[[ EXERCISE INPUT, beginning ]]

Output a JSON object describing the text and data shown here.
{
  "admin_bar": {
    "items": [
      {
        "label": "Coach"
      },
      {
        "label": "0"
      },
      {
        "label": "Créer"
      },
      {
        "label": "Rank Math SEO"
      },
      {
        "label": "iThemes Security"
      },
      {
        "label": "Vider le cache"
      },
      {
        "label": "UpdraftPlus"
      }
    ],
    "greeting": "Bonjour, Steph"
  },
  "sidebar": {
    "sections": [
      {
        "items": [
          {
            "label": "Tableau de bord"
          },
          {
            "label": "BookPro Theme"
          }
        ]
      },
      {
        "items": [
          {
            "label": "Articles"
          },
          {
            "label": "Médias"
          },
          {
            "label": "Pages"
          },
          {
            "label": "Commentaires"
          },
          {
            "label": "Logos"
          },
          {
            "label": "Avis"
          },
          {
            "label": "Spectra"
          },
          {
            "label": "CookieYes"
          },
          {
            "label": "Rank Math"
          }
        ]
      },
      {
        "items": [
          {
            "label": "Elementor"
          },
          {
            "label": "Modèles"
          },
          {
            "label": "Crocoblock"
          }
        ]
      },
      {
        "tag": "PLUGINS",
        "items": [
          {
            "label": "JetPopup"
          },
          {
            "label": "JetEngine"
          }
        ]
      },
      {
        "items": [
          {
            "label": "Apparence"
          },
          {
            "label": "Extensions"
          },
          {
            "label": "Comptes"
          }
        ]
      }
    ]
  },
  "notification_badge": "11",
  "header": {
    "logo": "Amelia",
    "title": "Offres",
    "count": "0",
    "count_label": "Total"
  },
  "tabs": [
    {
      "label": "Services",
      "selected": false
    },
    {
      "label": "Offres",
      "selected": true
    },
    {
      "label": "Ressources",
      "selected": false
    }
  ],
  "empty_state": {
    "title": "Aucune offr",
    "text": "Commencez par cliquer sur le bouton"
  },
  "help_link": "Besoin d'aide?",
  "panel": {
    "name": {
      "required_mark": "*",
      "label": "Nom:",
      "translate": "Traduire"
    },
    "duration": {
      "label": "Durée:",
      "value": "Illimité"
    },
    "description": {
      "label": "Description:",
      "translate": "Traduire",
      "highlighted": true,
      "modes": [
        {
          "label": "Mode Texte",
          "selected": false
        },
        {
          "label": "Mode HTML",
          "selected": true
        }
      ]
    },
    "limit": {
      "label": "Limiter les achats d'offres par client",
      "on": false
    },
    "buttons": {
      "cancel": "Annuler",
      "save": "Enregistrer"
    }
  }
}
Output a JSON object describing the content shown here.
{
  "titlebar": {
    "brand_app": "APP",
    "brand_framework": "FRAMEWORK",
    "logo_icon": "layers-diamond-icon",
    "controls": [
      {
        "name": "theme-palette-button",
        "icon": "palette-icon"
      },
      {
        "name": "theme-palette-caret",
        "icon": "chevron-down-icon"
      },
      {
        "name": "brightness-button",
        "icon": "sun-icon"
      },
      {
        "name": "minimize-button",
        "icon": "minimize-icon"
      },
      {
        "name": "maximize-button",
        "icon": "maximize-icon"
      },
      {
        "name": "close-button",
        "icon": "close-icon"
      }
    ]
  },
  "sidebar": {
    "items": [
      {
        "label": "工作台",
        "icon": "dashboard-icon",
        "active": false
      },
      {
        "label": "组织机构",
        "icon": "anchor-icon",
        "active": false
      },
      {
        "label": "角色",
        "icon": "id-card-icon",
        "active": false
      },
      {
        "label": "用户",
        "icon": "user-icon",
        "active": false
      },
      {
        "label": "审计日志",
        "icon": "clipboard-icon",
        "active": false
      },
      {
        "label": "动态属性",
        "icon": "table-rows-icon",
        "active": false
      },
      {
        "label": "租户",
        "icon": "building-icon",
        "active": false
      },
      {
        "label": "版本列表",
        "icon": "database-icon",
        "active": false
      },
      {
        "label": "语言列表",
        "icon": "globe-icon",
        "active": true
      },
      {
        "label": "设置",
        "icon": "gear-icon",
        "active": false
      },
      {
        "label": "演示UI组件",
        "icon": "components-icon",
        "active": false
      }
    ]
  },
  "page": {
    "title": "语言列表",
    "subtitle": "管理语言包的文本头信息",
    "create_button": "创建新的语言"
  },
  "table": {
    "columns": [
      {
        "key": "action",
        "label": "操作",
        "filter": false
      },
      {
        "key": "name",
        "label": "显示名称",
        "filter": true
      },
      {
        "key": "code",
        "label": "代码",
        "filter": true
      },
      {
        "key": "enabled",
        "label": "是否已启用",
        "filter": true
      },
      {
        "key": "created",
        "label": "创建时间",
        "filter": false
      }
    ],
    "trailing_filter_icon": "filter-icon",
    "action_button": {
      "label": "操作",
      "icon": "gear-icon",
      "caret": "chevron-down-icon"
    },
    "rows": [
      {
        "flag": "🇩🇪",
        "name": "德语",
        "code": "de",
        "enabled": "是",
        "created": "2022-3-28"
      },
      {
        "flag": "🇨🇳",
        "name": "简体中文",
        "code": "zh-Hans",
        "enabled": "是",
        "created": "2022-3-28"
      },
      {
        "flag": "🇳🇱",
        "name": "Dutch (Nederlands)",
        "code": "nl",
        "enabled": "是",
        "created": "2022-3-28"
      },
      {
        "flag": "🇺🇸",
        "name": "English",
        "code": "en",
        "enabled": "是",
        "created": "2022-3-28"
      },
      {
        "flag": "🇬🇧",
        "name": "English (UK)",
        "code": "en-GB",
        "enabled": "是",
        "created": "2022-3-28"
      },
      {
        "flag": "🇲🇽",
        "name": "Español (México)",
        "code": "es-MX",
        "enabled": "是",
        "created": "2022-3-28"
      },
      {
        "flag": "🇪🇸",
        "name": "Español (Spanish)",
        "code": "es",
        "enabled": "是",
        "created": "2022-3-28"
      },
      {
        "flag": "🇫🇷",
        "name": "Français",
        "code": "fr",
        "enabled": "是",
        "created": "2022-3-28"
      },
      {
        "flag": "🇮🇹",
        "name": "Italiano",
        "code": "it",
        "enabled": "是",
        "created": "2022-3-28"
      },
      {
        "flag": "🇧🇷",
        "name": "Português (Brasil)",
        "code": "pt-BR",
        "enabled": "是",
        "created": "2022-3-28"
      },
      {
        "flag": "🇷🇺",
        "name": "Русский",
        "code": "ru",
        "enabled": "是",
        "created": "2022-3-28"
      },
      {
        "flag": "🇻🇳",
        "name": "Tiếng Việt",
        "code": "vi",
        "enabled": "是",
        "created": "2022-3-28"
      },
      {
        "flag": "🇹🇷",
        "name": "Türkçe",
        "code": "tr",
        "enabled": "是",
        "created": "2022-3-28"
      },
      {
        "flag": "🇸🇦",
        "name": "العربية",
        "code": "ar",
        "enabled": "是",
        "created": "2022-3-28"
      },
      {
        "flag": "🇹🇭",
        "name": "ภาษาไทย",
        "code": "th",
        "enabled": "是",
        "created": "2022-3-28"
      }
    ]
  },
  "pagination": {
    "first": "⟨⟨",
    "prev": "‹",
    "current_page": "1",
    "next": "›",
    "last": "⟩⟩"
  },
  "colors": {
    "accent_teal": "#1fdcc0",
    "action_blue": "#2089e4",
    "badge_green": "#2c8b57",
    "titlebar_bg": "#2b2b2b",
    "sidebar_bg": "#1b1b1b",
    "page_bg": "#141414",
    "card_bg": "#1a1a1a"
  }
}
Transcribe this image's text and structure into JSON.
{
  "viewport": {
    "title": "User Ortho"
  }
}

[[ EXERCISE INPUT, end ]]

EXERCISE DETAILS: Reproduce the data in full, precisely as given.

ANSWER SPACE:
Output a JSON object describing the text and data shown here.
{
  "admin_bar": {
    "items": [
      {
        "label": "Coach"
      },
      {
        "label": "0"
      },
      {
        "label": "Créer"
      },
      {
        "label": "Rank Math SEO"
      },
      {
        "label": "iThemes Security"
      },
      {
        "label": "Vider le cache"
      },
      {
        "label": "UpdraftPlus"
      }
    ],
    "greeting": "Bonjour, Steph"
  },
  "sidebar": {
    "sections": [
      {
        "items": [
          {
            "label": "Tableau de bord"
          },
          {
            "label": "BookPro Theme"
          }
        ]
      },
      {
        "items": [
          {
            "label": "Articles"
          },
          {
            "label": "Médias"
          },
          {
            "label": "Pages"
          },
          {
            "label": "Commentaires"
          },
          {
            "label": "Logos"
          },
          {
            "label": "Avis"
          },
          {
            "label": "Spectra"
          },
          {
            "label": "CookieYes"
          },
          {
            "label": "Rank Math"
          }
        ]
      },
      {
        "items": [
          {
            "label": "Elementor"
          },
          {
            "label": "Modèles"
          },
          {
            "label": "Crocoblock"
          }
        ]
      },
      {
        "tag": "PLUGINS",
        "items": [
          {
            "label": "JetPopup"
          },
          {
            "label": "JetEngine"
          }
        ]
      },
      {
        "items": [
          {
            "label": "Apparence"
          },
          {
            "label": "Extensions"
          },
          {
            "label": "Comptes"
          }
        ]
      }
    ]
  },
  "notification_badge": "11",
  "header": {
    "logo": "Amelia",
    "title": "Offres",
    "count": "0",
    "count_label": "Total"
  },
  "tabs": [
    {
      "label": "Services",
      "selected": false
    },
    {
      "label": "Offres",
      "selected": true
    },
    {
      "label": "Ressources",
      "selected": false
    }
  ],
  "empty_state": {
    "title": "Aucune offr",
    "text": "Commencez par cliquer sur le bouton"
  },
  "help_link": "Besoin d'aide?",
  "panel": {
    "name": {
      "required_mark": "*",
      "label": "Nom:",
      "translate": "Traduire"
    },
    "duration": {
      "label": "Durée:",
      "value": "Illimité"
    },
    "description": {
      "label": "Description:",
      "translate": "Traduire",
      "highlighted": true,
      "modes": [
        {
          "label": "Mode Texte",
          "selected": false
        },
        {
          "label": "Mode HTML",
          "selected": true
        }
      ]
    },
    "limit": {
      "label": "Limiter les achats d'offres par client",
      "on": false
    },
    "buttons": {
      "cancel": "Annuler",
      "save": "Enregistrer"
    }
  }
}
Output a JSON object describing the content shown here.
{
  "titlebar": {
    "brand_app": "APP",
    "brand_framework": "FRAMEWORK",
    "logo_icon": "layers-diamond-icon",
    "controls": [
      {
        "name": "theme-palette-button",
        "icon": "palette-icon"
      },
      {
        "name": "theme-palette-caret",
        "icon": "chevron-down-icon"
      },
      {
        "name": "brightness-button",
        "icon": "sun-icon"
      },
      {
        "name": "minimize-button",
        "icon": "minimize-icon"
      },
      {
        "name": "maximize-button",
        "icon": "maximize-icon"
      },
      {
        "name": "close-button",
        "icon": "close-icon"
      }
    ]
  },
  "sidebar": {
    "items": [
      {
        "label": "工作台",
        "icon": "dashboard-icon",
        "active": false
      },
      {
        "label": "组织机构",
        "icon": "anchor-icon",
        "active": false
      },
      {
        "label": "角色",
        "icon": "id-card-icon",
        "active": false
      },
      {
        "label": "用户",
        "icon": "user-icon",
        "active": false
      },
      {
        "label": "审计日志",
        "icon": "clipboard-icon",
        "active": false
      },
      {
        "label": "动态属性",
        "icon": "table-rows-icon",
        "active": false
      },
      {
        "label": "租户",
        "icon": "building-icon",
        "active": false
      },
      {
        "label": "版本列表",
        "icon": "database-icon",
        "active": false
      },
      {
        "label": "语言列表",
        "icon": "globe-icon",
        "active": true
      },
      {
        "label": "设置",
        "icon": "gear-icon",
        "active": false
      },
      {
        "label": "演示UI组件",
        "icon": "components-icon",
        "active": false
      }
    ]
  },
  "page": {
    "title": "语言列表",
    "subtitle": "管理语言包的文本头信息",
    "create_button": "创建新的语言"
  },
  "table": {
    "columns": [
      {
        "key": "action",
        "label": "操作",
        "filter": false
      },
      {
        "key": "name",
        "label": "显示名称",
        "filter": true
      },
      {
        "key": "code",
        "label": "代码",
        "filter": true
      },
      {
        "key": "enabled",
        "label": "是否已启用",
        "filter": true
      },
      {
        "key": "created",
        "label": "创建时间",
        "filter": false
      }
    ],
    "trailing_filter_icon": "filter-icon",
    "action_button": {
      "label": "操作",
      "icon": "gear-icon",
      "caret": "chevron-down-icon"
    },
    "rows": [
      {
        "flag": "🇩🇪",
        "name": "德语",
        "code": "de",
        "enabled": "是",
        "created": "2022-3-28"
      },
      {
        "flag": "🇨🇳",
        "name": "简体中文",
        "code": "zh-Hans",
        "enabled": "是",
        "created": "2022-3-28"
      },
      {
        "flag": "🇳🇱",
        "name": "Dutch (Nederlands)",
        "code": "nl",
        "enabled": "是",
        "created": "2022-3-28"
      },
      {
        "flag": "🇺🇸",
        "name": "English",
        "code": "en",
        "enabled": "是",
        "created": "2022-3-28"
      },
      {
        "flag": "🇬🇧",
        "name": "English (UK)",
        "code": "en-GB",
        "enabled": "是",
        "created": "2022-3-28"
      },
      {
        "flag": "🇲🇽",
        "name": "Español (México)",
        "code": "es-MX",
        "enabled": "是",
        "created": "2022-3-28"
      },
      {
        "flag": "🇪🇸",
        "name": "Español (Spanish)",
        "code": "es",
        "enabled": "是",
        "created": "2022-3-28"
      },
      {
        "flag": "🇫🇷",
        "name": "Français",
        "code": "fr",
        "enabled": "是",
        "created": "2022-3-28"
      },
      {
        "flag": "🇮🇹",
        "name": "Italiano",
        "code": "it",
        "enabled": "是",
        "created": "2022-3-28"
      },
      {
        "flag": "🇧🇷",
        "name": "Português (Brasil)",
        "code": "pt-BR",
        "enabled": "是",
        "created": "2022-3-28"
      },
      {
        "flag": "🇷🇺",
        "name": "Русский",
        "code": "ru",
        "enabled": "是",
        "created": "2022-3-28"
      },
      {
        "flag": "🇻🇳",
        "name": "Tiếng Việt",
        "code": "vi",
        "enabled": "是",
        "created": "2022-3-28"
      },
      {
        "flag": "🇹🇷",
        "name": "Türkçe",
        "code": "tr",
        "enabled": "是",
        "created": "2022-3-28"
      },
      {
        "flag": "🇸🇦",
        "name": "العربية",
        "code": "ar",
        "enabled": "是",
        "created": "2022-3-28"
      },
      {
        "flag": "🇹🇭",
        "name": "ภาษาไทย",
        "code": "th",
        "enabled": "是",
        "created": "2022-3-28"
      }
    ]
  },
  "pagination": {
    "first": "⟨⟨",
    "prev": "‹",
    "current_page": "1",
    "next": "›",
    "last": "⟩⟩"
  },
  "colors": {
    "accent_teal": "#1fdcc0",
    "action_blue": "#2089e4",
    "badge_green": "#2c8b57",
    "titlebar_bg": "#2b2b2b",
    "sidebar_bg": "#1b1b1b",
    "page_bg": "#141414",
    "card_bg": "#1a1a1a"
  }
}
Transcribe this image's text and structure into JSON.
{
  "viewport": {
    "title": "User Ortho"
  }
}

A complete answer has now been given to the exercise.